WORK ORDER |
For each line in the records, produce an exact copy.

Items from a data source
┌────────

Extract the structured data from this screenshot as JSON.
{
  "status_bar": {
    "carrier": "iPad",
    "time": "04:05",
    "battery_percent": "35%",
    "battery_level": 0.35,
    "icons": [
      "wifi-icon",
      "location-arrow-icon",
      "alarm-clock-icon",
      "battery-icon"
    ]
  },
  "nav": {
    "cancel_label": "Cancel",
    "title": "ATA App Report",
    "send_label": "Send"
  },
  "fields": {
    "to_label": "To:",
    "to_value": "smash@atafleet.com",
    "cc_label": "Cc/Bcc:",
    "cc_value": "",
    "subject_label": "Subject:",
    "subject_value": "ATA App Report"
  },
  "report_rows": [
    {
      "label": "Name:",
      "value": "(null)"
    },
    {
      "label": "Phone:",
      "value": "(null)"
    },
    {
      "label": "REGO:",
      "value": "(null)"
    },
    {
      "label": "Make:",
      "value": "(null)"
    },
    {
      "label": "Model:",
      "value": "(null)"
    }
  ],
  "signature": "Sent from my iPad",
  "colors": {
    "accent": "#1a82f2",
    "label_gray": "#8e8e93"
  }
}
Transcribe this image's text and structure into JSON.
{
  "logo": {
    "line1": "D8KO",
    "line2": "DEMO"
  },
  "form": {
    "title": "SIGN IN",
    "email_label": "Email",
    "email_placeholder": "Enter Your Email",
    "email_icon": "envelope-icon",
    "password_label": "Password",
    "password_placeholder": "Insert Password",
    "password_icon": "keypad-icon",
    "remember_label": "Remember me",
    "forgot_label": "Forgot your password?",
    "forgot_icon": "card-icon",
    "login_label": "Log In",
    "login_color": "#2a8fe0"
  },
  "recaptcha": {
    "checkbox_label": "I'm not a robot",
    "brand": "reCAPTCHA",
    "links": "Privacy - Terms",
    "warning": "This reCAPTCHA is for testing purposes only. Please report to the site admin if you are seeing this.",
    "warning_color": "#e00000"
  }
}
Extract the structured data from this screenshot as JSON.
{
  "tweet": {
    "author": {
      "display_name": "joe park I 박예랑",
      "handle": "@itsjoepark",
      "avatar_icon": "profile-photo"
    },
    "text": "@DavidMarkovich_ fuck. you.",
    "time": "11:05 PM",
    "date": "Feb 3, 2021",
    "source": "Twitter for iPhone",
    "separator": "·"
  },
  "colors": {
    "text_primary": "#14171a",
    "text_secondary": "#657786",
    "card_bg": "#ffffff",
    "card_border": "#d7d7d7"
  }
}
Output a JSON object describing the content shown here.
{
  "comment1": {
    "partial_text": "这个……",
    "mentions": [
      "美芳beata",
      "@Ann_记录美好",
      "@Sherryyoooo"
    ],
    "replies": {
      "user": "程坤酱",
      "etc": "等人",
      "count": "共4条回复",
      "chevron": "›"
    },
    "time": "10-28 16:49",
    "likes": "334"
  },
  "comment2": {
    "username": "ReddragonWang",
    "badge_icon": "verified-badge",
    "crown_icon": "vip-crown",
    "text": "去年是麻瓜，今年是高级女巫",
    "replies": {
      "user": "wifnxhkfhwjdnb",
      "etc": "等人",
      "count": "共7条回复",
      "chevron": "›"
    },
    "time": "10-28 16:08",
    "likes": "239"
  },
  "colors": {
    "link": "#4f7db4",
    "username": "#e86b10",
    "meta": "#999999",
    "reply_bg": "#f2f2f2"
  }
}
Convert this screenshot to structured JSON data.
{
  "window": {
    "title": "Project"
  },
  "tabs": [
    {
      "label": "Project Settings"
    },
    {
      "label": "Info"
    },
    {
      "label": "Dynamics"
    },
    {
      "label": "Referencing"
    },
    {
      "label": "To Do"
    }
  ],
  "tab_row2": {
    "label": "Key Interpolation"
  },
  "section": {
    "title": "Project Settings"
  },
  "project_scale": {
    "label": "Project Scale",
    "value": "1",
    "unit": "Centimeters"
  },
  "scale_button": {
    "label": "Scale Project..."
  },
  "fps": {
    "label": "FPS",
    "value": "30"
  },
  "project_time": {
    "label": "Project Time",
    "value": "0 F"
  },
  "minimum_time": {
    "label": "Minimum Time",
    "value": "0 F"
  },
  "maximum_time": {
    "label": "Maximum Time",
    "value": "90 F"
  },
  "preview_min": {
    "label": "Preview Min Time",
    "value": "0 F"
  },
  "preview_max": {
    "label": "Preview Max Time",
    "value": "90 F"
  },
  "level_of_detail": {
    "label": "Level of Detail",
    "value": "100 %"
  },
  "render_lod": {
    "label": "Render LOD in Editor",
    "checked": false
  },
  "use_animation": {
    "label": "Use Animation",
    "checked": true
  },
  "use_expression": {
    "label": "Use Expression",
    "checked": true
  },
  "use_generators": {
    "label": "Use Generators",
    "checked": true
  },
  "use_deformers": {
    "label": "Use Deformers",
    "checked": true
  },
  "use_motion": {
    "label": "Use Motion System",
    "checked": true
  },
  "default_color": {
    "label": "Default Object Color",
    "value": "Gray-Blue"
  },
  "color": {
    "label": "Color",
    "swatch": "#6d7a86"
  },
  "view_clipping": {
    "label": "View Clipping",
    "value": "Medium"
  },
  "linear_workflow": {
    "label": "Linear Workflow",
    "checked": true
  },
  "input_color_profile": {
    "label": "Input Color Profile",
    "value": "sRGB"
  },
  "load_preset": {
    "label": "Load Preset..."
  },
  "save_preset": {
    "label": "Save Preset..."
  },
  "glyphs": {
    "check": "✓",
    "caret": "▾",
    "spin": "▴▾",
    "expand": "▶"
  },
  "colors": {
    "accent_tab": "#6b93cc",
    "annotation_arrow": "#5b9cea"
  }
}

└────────

RESPONSE TO THE TASK |
Extract the structured data from this screenshot as JSON.
{
  "status_bar": {
    "carrier": "iPad",
    "time": "04:05",
    "battery_percent": "35%",
    "battery_level": 0.35,
    "icons": [
      "wifi-icon",
      "location-arrow-icon",
      "alarm-clock-icon",
      "battery-icon"
    ]
  },
  "nav": {
    "cancel_label": "Cancel",
    "title": "ATA App Report",
    "send_label": "Send"
  },
  "fields": {
    "to_label": "To:",
    "to_value": "smash@atafleet.com",
    "cc_label": "Cc/Bcc:",
    "cc_value": "",
    "subject_label": "Subject:",
    "subject_value": "ATA App Report"
  },
  "report_rows": [
    {
      "label": "Name:",
      "value": "(null)"
    },
    {
      "label": "Phone:",
      "value": "(null)"
    },
    {
      "label": "REGO:",
      "value": "(null)"
    },
    {
      "label": "Make:",
      "value": "(null)"
    },
    {
      "label": "Model:",
      "value": "(null)"
    }
  ],
  "signature": "Sent from my iPad",
  "colors": {
    "accent": "#1a82f2",
    "label_gray": "#8e8e93"
  }
}
Transcribe this image's text and structure into JSON.
{
  "logo": {
    "line1": "D8KO",
    "line2": "DEMO"
  },
  "form": {
    "title": "SIGN IN",
    "email_label": "Email",
    "email_placeholder": "Enter Your Email",
    "email_icon": "envelope-icon",
    "password_label": "Password",
    "password_placeholder": "Insert Password",
    "password_icon": "keypad-icon",
    "remember_label": "Remember me",
    "forgot_label": "Forgot your password?",
    "forgot_icon": "card-icon",
    "login_label": "Log In",
    "login_color": "#2a8fe0"
  },
  "recaptcha": {
    "checkbox_label": "I'm not a robot",
    "brand": "reCAPTCHA",
    "links": "Privacy - Terms",
    "warning": "This reCAPTCHA is for testing purposes only. Please report to the site admin if you are seeing this.",
    "warning_color": "#e00000"
  }
}
Extract the structured data from this screenshot as JSON.
{
  "tweet": {
    "author": {
      "display_name": "joe park I 박예랑",
      "handle": "@itsjoepark",
      "avatar_icon": "profile-photo"
    },
    "text": "@DavidMarkovich_ fuck. you.",
    "time": "11:05 PM",
    "date": "Feb 3, 2021",
    "source": "Twitter for iPhone",
    "separator": "·"
  },
  "colors": {
    "text_primary": "#14171a",
    "text_secondary": "#657786",
    "card_bg": "#ffffff",
    "card_border": "#d7d7d7"
  }
}
Output a JSON object describing the content shown here.
{
  "comment1": {
    "partial_text": "这个……",
    "mentions": [
      "美芳beata",
      "@Ann_记录美好",
      "@Sherryyoooo"
    ],
    "replies": {
      "user": "程坤酱",
      "etc": "等人",
      "count": "共4条回复",
      "chevron": "›"
    },
    "time": "10-28 16:49",
    "likes": "334"
  },
  "comment2": {
    "username": "ReddragonWang",
    "badge_icon": "verified-badge",
    "crown_icon": "vip-crown",
    "text": "去年是麻瓜，今年是高级女巫",
    "replies": {
      "user": "wifnxhkfhwjdnb",
      "etc": "等人",
      "count": "共7条回复",
      "chevron": "›"
    },
    "time": "10-28 16:08",
    "likes": "239"
  },
  "colors": {
    "link": "#4f7db4",
    "username": "#e86b10",
    "meta": "#999999",
    "reply_bg": "#f2f2f2"
  }
}
Convert this screenshot to structured JSON data.
{
  "window": {
    "title": "Project"
  },
  "tabs": [
    {
      "label": "Project Settings"
    },
    {
      "label": "Info"
    },
    {
      "label": "Dynamics"
    },
    {
      "label": "Referencing"
    },
    {
      "label": "To Do"
    }
  ],
  "tab_row2": {
    "label": "Key Interpolation"
  },
  "section": {
    "title": "Project Settings"
  },
  "project_scale": {
    "label": "Project Scale",
    "value": "1",
    "unit": "Centimeters"
  },
  "scale_button": {
    "label": "Scale Project..."
  },
  "fps": {
    "label": "FPS",
    "value": "30"
  },
  "project_time": {
    "label": "Project Time",
    "value": "0 F"
  },
  "minimum_time": {
    "label": "Minimum Time",
    "value": "0 F"
  },
  "maximum_time": {
    "label": "Maximum Time",
    "value": "90 F"
  },
  "preview_min": {
    "label": "Preview Min Time",
    "value": "0 F"
  },
  "preview_max": {
    "label": "Preview Max Time",
    "value": "90 F"
  },
  "level_of_detail": {
    "label": "Level of Detail",
    "value": "100 %"
  },
  "render_lod": {
    "label": "Render LOD in Editor",
    "checked": false
  },
  "use_animation": {
    "label": "Use Animation",
    "checked": true
  },
  "use_expression": {
    "label": "Use Expression",
    "checked": true
  },
  "use_generators": {
    "label": "Use Generators",
    "checked": true
  },
  "use_deformers": {
    "label": "Use Deformers",
    "checked": true
  },
  "use_motion": {
    "label": "Use Motion System",
    "checked": true
  },
  "default_color": {
    "label": "Default Object Color",
    "value": "Gray-Blue"
  },
  "color": {
    "label": "Color",
    "swatch": "#6d7a86"
  },
  "view_clipping": {
    "label": "View Clipping",
    "value": "Medium"
  },
  "linear_workflow": {
    "label": "Linear Workflow",
    "checked": true
  },
  "input_color_profile": {
    "label": "Input Color Profile",
    "value": "sRGB"
  },
  "load_preset": {
    "label": "Load Preset..."
  },
  "save_preset": {
    "label": "Save Preset..."
  },
  "glyphs": {
    "check": "✓",
    "caret": "▾",
    "spin": "▴▾",
    "expand": "▶"
  },
  "colors": {
    "accent_tab": "#6b93cc",
    "annotation_arrow": "#5b9cea"
  }
}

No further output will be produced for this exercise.